Other than the main character Michael Stone and Lisa, every character/person has the same voice and same face, I just came to realize the whole perspective thing. I suppose also with the voice being done by a male, even though that voice being identical and portraying both genders, I wonder if the lead is gay or bisexual, or if the world he exists in, seeing people not by gender, was relevant. Now later, when we meet Lisa, his sexual orientation is shown, at least more directly, to a point.
But like when seeing the Hotel manager in his dream, I got a Scifi/Twilight Zone/The Outer Limits kind of vibe, and then when we see part of his face come off. Also earlier, when he hears Lisa's voice through part of his face.
It's haunting. The whole society seems like a Prisoner kind of environment in some ways.
Another thing is how when the lead arrives in Cincinnati, every one wants to be his friend. They go out of their way to make extended small talk with him, It got to the point of being annoying actually, and I'm not fully clear on that tool, but maybe with seeing it again a few times, it may be more clear to me.
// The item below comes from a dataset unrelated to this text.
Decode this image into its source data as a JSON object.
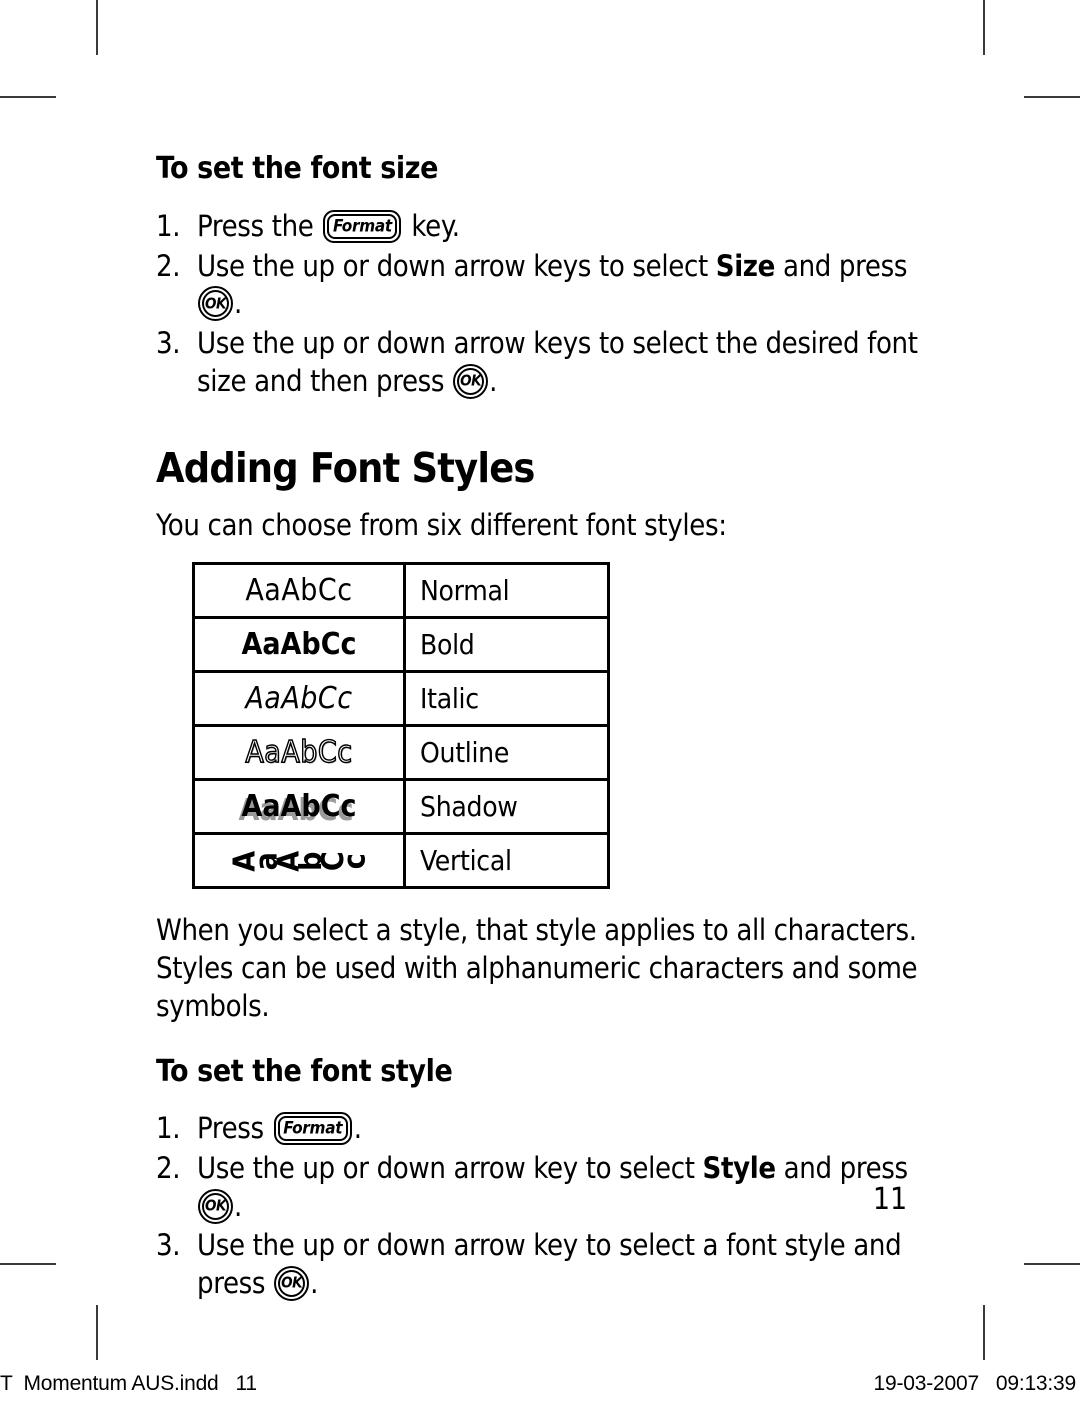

And the love scene, while was nice and created good intimate atmosphere, went on a little too long. This film is 90 minutes, and I would estimate the love scene lasted at least 10 minutes, maybe more.
I guess I initially feel this is an original and new movie for Kaufman to make, and working with Duke Johnson was potentially a new good relationship to have. But amongst his body of work, off the bat I would not rank it as high his others at this point. I suppose part of that is how outstanding his other movies are.
But at the same time, this was a movie that I recall seeing, took quite awhile to make. His last work was Synecdoche, NY in 2008. I hope we see something else from him before 2022, but who knows. I think especially since he began directing with this and Synecdoche, he may have become even more of a perfectionist, because he can and isn't concerned about being prolific. But the Charlie Kaufman fan in me wants as much as possible from the guy.